▶ _Task statement_
Whenever a line contains the string "this", copy it out of the entries.

━━━ Task inputs

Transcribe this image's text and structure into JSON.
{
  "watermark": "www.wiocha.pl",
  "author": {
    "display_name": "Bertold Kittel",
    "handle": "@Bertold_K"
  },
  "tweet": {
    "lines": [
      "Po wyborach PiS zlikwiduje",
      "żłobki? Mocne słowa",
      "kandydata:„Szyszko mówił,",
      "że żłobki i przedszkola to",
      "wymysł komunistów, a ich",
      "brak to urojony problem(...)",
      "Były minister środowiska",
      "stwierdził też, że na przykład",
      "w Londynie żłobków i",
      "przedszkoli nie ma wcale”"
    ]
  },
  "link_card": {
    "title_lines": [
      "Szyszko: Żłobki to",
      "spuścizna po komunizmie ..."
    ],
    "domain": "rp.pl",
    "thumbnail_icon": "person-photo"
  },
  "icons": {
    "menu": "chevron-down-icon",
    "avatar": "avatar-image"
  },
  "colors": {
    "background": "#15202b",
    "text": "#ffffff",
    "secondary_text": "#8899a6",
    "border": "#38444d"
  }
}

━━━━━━
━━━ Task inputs

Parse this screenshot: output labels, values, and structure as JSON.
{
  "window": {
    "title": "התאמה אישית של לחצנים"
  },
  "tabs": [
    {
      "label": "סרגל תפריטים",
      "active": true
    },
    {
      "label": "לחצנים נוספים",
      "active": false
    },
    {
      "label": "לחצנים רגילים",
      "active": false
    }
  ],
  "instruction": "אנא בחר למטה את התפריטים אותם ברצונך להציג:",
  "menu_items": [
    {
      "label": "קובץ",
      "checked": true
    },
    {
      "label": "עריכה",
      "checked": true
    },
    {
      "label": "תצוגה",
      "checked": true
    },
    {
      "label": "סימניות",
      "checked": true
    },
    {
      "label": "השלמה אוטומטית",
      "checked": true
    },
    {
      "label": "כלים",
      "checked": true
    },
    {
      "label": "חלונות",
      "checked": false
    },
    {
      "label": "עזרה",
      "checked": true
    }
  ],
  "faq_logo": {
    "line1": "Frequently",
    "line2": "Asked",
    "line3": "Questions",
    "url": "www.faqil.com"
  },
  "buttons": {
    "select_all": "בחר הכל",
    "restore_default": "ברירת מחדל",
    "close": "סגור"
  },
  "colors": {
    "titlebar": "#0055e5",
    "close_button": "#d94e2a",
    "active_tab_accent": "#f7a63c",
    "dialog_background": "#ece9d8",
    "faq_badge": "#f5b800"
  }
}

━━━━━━

▶ _Task output_
Transcribe this image's text and structure into JSON.
Parse this screenshot: output labels, values, and structure as JSON.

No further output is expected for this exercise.